#### Excerpted data ####

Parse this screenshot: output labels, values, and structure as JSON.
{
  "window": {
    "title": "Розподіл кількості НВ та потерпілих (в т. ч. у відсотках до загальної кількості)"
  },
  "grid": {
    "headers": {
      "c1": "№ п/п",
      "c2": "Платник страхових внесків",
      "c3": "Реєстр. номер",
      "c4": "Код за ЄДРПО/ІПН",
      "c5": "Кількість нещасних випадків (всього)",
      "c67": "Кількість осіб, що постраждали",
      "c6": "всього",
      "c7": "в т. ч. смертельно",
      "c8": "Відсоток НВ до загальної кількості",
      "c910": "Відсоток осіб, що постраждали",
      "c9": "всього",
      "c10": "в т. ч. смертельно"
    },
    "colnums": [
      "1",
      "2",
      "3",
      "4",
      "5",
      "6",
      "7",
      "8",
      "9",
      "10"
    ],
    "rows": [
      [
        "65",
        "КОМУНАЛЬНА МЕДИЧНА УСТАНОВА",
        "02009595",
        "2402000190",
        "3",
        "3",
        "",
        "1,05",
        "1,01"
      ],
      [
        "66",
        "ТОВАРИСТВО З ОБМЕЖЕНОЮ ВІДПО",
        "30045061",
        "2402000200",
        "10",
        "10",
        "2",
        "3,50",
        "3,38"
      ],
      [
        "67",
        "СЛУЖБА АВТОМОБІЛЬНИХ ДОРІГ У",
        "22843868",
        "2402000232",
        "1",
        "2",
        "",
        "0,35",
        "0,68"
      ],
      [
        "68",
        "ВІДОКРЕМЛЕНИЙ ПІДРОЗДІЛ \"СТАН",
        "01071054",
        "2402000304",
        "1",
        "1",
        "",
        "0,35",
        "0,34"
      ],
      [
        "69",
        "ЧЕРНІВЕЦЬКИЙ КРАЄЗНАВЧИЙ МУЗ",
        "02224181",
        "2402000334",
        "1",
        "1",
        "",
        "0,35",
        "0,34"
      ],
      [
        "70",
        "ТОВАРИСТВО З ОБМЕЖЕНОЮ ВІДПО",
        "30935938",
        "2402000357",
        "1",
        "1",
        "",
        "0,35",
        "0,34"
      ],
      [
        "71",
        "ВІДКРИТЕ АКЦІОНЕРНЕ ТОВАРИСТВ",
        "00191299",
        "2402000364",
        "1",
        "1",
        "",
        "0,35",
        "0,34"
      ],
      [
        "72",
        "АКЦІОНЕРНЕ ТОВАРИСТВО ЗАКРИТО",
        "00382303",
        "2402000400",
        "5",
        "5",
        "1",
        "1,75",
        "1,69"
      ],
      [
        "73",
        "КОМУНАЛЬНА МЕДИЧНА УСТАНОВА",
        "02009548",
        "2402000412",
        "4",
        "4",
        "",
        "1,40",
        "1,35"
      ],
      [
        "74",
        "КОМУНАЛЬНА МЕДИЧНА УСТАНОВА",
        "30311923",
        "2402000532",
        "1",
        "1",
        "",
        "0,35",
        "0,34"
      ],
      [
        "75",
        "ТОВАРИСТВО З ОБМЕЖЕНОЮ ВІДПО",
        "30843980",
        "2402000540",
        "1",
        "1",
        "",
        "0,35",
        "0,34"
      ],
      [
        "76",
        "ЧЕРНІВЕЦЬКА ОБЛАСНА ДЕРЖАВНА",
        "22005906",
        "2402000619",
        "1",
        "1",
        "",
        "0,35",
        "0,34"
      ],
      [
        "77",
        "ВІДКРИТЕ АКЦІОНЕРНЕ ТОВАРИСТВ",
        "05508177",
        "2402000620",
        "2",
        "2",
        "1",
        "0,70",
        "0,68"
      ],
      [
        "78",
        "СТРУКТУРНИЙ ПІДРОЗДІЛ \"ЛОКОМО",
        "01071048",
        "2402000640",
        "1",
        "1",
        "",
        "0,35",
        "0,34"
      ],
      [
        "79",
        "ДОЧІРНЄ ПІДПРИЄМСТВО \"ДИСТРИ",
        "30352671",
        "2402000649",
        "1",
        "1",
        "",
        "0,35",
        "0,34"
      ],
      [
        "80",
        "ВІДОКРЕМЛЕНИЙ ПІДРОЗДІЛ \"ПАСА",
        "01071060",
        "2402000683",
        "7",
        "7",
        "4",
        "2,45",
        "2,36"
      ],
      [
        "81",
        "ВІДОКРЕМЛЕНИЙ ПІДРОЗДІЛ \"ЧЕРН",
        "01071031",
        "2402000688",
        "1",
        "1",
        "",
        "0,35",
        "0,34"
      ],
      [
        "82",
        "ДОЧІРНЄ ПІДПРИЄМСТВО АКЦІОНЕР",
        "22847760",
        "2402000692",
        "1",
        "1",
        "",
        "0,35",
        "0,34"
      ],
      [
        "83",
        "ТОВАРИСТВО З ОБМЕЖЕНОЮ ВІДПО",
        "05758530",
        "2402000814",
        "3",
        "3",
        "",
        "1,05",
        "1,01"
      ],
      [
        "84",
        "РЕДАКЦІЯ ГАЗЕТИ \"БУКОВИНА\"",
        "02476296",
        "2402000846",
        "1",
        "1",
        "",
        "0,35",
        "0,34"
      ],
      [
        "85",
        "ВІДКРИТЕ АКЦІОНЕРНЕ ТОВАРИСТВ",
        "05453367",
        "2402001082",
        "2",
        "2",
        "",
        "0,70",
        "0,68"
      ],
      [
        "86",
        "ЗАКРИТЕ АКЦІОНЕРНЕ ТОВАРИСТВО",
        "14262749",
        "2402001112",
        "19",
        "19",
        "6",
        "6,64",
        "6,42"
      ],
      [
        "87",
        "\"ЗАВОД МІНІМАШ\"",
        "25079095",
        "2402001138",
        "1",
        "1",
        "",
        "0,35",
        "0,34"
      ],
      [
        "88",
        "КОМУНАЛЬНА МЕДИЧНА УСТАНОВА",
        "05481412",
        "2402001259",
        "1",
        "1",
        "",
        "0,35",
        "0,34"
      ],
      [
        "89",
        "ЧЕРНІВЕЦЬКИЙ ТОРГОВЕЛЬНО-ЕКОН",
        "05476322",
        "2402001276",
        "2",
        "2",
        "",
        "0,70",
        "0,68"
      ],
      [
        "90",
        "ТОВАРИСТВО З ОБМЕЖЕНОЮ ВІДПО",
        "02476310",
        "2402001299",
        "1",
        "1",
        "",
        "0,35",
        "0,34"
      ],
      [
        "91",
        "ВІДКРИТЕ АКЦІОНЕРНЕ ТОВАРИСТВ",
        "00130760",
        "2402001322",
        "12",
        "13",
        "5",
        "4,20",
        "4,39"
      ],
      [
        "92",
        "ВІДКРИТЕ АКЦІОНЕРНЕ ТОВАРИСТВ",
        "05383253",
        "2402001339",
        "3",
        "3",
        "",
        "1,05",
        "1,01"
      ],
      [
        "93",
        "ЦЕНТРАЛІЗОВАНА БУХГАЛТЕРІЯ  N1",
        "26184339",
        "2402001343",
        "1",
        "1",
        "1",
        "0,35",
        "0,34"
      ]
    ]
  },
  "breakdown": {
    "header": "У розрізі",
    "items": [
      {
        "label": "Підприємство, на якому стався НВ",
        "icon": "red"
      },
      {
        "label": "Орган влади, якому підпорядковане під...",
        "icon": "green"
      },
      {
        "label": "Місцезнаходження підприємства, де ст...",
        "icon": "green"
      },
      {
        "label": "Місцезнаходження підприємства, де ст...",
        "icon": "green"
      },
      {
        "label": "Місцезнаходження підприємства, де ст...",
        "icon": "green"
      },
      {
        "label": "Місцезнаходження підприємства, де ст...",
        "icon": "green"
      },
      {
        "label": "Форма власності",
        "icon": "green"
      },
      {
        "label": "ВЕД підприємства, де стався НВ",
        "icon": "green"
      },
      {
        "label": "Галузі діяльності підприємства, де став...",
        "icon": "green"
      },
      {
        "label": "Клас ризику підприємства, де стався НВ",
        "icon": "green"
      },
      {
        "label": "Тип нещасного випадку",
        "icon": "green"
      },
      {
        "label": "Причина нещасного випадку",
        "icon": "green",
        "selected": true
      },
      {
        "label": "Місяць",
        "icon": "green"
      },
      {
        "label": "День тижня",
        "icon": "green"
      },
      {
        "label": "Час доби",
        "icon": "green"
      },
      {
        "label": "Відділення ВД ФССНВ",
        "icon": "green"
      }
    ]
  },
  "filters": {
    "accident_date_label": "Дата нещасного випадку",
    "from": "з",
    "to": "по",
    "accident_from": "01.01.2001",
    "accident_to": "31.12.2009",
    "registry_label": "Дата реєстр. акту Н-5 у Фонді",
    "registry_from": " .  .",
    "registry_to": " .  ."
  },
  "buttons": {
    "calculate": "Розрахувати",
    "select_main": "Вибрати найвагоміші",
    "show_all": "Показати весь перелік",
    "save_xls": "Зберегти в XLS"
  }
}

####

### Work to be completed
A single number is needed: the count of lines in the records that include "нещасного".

### Response to this exercise
3